Crystal Virus: Massive Infection by Pieke Bergmans defines product and process as inseparable.

Rag chairs byInhabitat favorite Tejo Remy. See Inhabitat’s post on Tejo Remy here.

SMAQ’s Cosy Chair – Made from stainless steel it argues “heat is only necessary when it is actually used…the Cosy chair is an inhabitable radiator space.”

Using left over low fire point parts, Minale-Maeda’s Re-Arita highlights the integrity in sustainable production methods. Fired at a lower temperature, for less time, 30% less energy is used.

One day paper waste & Elle left over magazines are Jens Praet’s statement pieces designed in reaction to his concerns over document waste. His products are invited to re-enter the spaces in which they were once discarded, as permanent pieces of useful furniture.

Plaited Fence. Martín Azúa dealing with the plastic bag problem.

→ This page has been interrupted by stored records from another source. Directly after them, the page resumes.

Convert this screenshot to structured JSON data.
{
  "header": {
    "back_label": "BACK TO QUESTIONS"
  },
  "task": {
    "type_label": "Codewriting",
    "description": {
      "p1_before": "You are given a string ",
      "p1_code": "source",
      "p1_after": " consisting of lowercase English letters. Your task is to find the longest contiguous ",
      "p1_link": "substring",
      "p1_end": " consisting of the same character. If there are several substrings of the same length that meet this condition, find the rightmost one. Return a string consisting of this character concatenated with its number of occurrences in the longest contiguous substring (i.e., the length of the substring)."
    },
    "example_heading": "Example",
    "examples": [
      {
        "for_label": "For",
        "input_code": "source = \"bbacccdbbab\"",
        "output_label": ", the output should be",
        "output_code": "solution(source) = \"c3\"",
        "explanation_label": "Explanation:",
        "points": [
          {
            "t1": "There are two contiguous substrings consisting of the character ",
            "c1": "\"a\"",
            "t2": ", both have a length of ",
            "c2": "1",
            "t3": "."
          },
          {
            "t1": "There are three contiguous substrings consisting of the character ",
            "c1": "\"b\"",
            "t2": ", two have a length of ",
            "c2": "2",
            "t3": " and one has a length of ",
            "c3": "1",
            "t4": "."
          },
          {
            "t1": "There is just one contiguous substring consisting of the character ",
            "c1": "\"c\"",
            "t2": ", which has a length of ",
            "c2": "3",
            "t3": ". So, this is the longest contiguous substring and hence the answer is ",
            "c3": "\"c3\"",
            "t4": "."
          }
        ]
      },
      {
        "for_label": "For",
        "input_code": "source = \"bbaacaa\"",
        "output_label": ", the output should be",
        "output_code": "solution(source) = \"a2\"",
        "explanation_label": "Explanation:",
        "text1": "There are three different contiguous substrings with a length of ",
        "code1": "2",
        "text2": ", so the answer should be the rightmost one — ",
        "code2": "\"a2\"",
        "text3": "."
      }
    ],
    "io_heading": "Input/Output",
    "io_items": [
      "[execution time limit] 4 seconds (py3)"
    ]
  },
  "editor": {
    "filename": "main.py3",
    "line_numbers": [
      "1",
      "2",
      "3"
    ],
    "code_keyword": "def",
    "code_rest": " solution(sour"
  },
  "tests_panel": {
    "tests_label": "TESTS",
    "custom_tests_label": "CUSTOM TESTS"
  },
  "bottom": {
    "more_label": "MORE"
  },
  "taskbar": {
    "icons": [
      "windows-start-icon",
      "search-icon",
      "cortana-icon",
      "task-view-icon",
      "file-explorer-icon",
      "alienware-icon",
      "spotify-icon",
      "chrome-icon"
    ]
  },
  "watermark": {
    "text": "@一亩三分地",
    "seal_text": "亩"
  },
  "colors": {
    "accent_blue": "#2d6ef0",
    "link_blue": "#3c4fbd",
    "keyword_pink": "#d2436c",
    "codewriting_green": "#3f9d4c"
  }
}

Saving Grace, borosilicate glass light shades designed by Adrien Rovero around the energy saving light bulb.

And a few more light’s we’ve spotted over the last few days designed around the eco-light bulb, at Salone Satellite:

Mattias Ries with his Chanterelle lights.

Benoît Deneufbourg’s light stools.